In 2008, Coach Fran got his butt chewed by Reveille. Slight problem: while the cover line told Fran to “hang in there,” he’d already resigned by the time the issue hit newsstands. Monthly magazine lead times are a bitch. They put 64,200 copies on the newsstand and sold 29,805 of them for a sell-through of 46 percent. It sold 8 percent below average that year. Not awesome but for a non-reader-service cover, you’ll take it.

Next up came this Roger Clemens cover. They called it the “2009 Bum Steeroid of the Year.” I didn’t like it. The image doesn’t communicate quickly, and I think the joke falls flat. Why not illustrate Clemens on the mound but beef him up comically, maybe even turn him into a bull, with hooves and a ring through his nose? Anyway, it sold 10 percent below average for that year. They put 62,240 copies out. Sold 28,058. 45 percent.

2010 brought us Tom DeLay as John Travolta in a Dancing With the Stars spoof. DeLay, you’ll recall, didn’t last long on the show, though. Stress fractures in both feet did him in. TexMo dialed back its distribution to 56,364 copies, and 21,516 of them found a home, for a 38-percent sell-through. It sold 15 percent below average for that year. But now is not the time to panic, people!

Because in 2011, Jerral Jones and Bevo took a turn together. They sold 2 percent above average for that year. TexMo put out 58,553 copies and sold 28,231, for a sell-through of 48 percent. One imagines Jake Silverstein and Brian Sweany sharing a solid bro hug when they got these numbers. The franchise lives!

 

And then came Rick Perry, the gift that keeps on giving. I loved this cover. You’ll recall the three departments he said he’d mothball. Except he couldn’t remember the third. The Post-it Note on his head says: “VERY IMPORTANT: Commerce, Education, Energy!” We still don’t have data for the entire year, so I can’t tell how it sold compared to the other issues of 2012, but of 60,076 copies on the newsstand, 27,866 rang the cash register, for a 46 percent sell-through.

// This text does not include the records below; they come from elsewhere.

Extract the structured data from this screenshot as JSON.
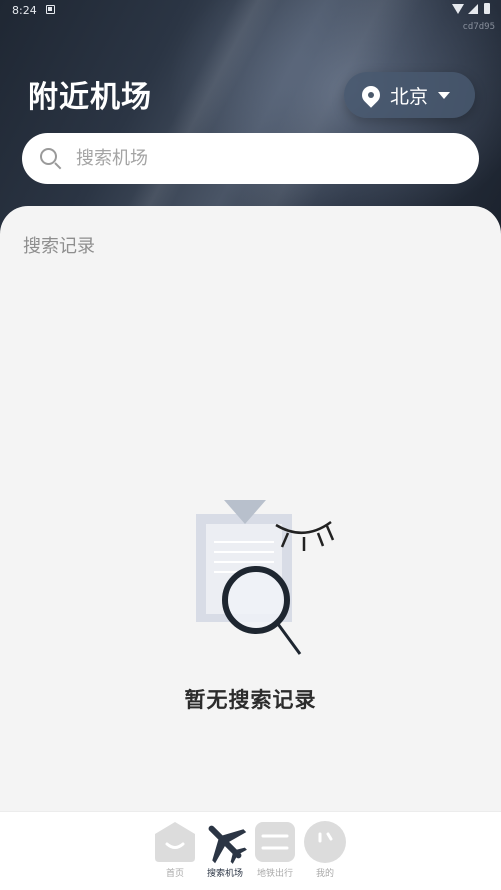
{
  "status_bar": {
    "time": "8:24",
    "watermark": "cd7d95"
  },
  "header": {
    "title": "附近机场",
    "city": "北京"
  },
  "search": {
    "placeholder": "搜索机场",
    "value": ""
  },
  "history": {
    "section_title": "搜索记录",
    "empty_text": "暂无搜索记录"
  },
  "bottom_nav": {
    "items": [
      {
        "label": "首页",
        "icon": "home-icon",
        "active": false
      },
      {
        "label": "搜索机场",
        "icon": "airplane-icon",
        "active": true
      },
      {
        "label": "地铁出行",
        "icon": "subway-icon",
        "active": false
      },
      {
        "label": "我的",
        "icon": "profile-icon",
        "active": false
      }
    ]
  },
  "colors": {
    "header_dark": "#1f2733",
    "active_nav": "#2b3544",
    "inactive_nav": "#d9d9d9",
    "panel_bg": "#f4f4f4"
  }
}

The final analysis: what the hell do I know? In the case of TexMo, at least, the public has not yet tired of the round-up of wacky news stories. The Bum Steer franchise marches forward just fine, thank you. I won’t bore you with more covers, but I dug through the sales numbers going back even further. They consistently kill it with this concept. I expect this Armstrong cover will be no exception.

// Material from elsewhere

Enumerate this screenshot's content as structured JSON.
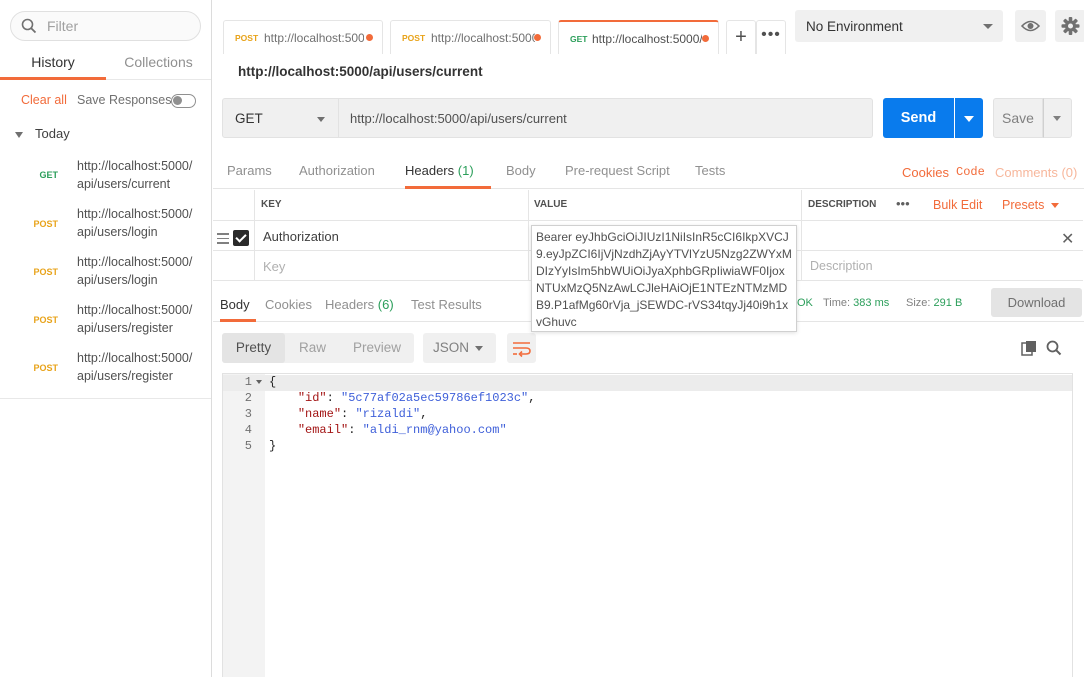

  • RAB

    Seems like a whole lot of trees were chopped down for nothing. Why not just print 28,000 copies, since that’s about the most they ever sell?

  • Hurricane

    This reads a job cover letter gone wrong. Silverstein will be there for a few more years.

    What happened to the annual predictions issue? One and done?

  • Tim Rogers

    Good question. Think of magazine newsstand sales like a shotgun shell. That shell might have 400 pellets in it, but you only use maybe three or four of them to kill the bird.

    And your assumption about their sales is wrong. I only gave you numbers for their Bum Steer issues. In 2011, this was their top seller:

    http://www.texasmonthly.com/2011-06-01

    They put Draw 56,707 copies on the newsstand and sold 42,480 of them, for a 75 percent sell-through. Which is amazing. They blew that quail away. Probably didn’t even leave enough meat to cook. For comparison, the following month, they published this cover:

    http://www.texasmonthly.com/2011-07-01

    That’s the worst seller of 2011. 53,644 copies, 16,454 sold, 31 percent. That quail only took a couple pellets. It was injured but still alive. They had to wring its neck.

  • Frank King

    When I think about what happened to Lance, my mind goes to Mel Gibson, Tiger Woods and even Jim Bakker (remember him?). Together, they inspired me to write this essay: http://bit.ly/U1gP77

  • Frank King

    When I think about what happened to Lance, my mind goes to Mel Gibson, Tiger Woods and even Jim Bakker (remember him?). Together, they inspired me to write this essay: http://bit.ly/U1gP77